Allowing each place to be as near to its neighbor as possible allows for the highest amount of bike parking spaces.
For vertical bike storage, you’ll also need to know that racks are available in three different mounting choices. Wall, Strut, and Freestanding are the three options.
Wall Mounted Bike Storage
A wall bike storage rack is attached to a wall by putting anchors in the wall, which holds the rack in place. This means that in order to utilize this type of rack, you will need to be able to drill into the wall.
Regarding the many designs of wall-mounted racks, the most frequently encountered styles are two types: traditional and contemporary. One that is made up of little more than a single component to hold the front wheel of a bicycle.
The other features a component to hold the wheel, as well as a tray on which the bicycle’s wheels will be placed for rest. The tray element is frequently chosen to help protect walls from dirt, mud, sand, salt, and other debris carried by bicycle wheels that can be transferred to the wall or cause damage to the wall itself.
The second mounting configuration for the wall bike rack is a strut mount. This is accomplished by mounting a strut or c channel to the wall. After that, the racks are secured to the channel.
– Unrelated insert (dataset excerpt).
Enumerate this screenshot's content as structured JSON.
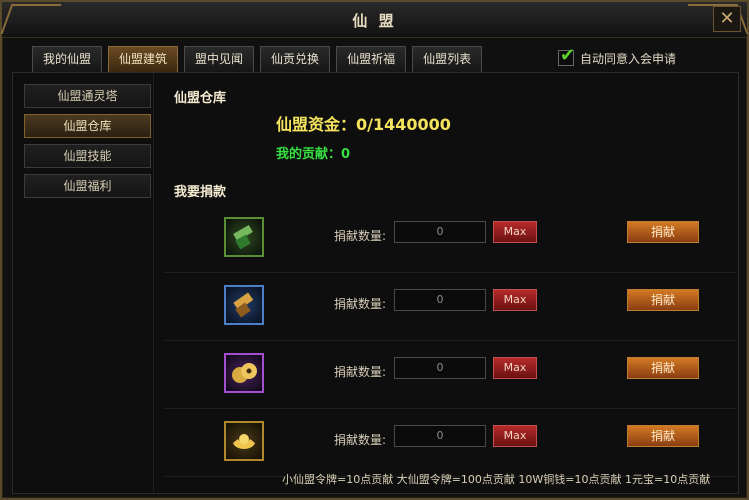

Again, you must be able to secure this form of rack mount into the wall.
The advantage is that each rack can be repositioned along the channel without drilling additional holes in the wall. This is handy if you intend to add additional racks to your bike holding area in the future.
This rack style enables you to configure your bike room in a single configuration now and easily expand and alter it in the future.
Apart from drilling restrictions, a potential disadvantage of using a strut-mounted vertical bike rack is that an unobstructed length of the wall is required for the channel to run.
And, like with the wall-mounted version, these are available with either a rack or a rack and tray.
It’s better to use freestanding bike racks if you want vertical bike storage but can’t attach to the wall.
Stand-alone rack with racks attached to a channel that has legs. You don’t need to do anything else.
Without the requirement for a wall, freestanding vertical bike racks can be used to store bikes in open spaces. For example, this will allow you to increase the density of bike storage in the area.
It’s important to remember that a wall-mounted bike rack won’t be secure unless the bike can be locked to the rack. Bicycles are well-protected with racks that only carry one wheel.
Horizontal Wall Mounted Bike Storage
Bicycle storage does not have to be limited to a bike room or a separate designated place to be effective.
The need to create bike storage spaces in an existing structure when a separate place does not exist or where it is not included in the development plans might arise in a variety of circumstances, including emergencies.
In these instances, a horizontal, wall-mounted bike storage rack would be the most appropriate solution. These are excellent for maximizing the use of virtually any available wall space. For example, the front of automobile stalls in a parking garage is a good example of this.
Two Tier Bike Storage Racks
The two-tier bike rack is another popular form of bike storage rack due to its high-density layout.
Bicycles can be stored in two separate layers, or levels, on these racks. With this rack, you may have the most bicycle storage space throughout the length of a room.
These racks, however, necessitate a sufficient amount of aisle space behind the rack in order for bicycles to easily enter and exit the racks.
Two-tier racks, on the other hand, require more space to be put in.
This includes making sure that the ceiling is high enough to support the storage of a bicycle on the higher level, as well. This is typically around nine However, this could change depending on the rack you use and your local regulations.
A lift-assist is an option to think about if you have a two-tier bike rack.
When the upper rack part is slid out, this feature causes the rack to fall to the floor. Bicyclists will find it easier to navigate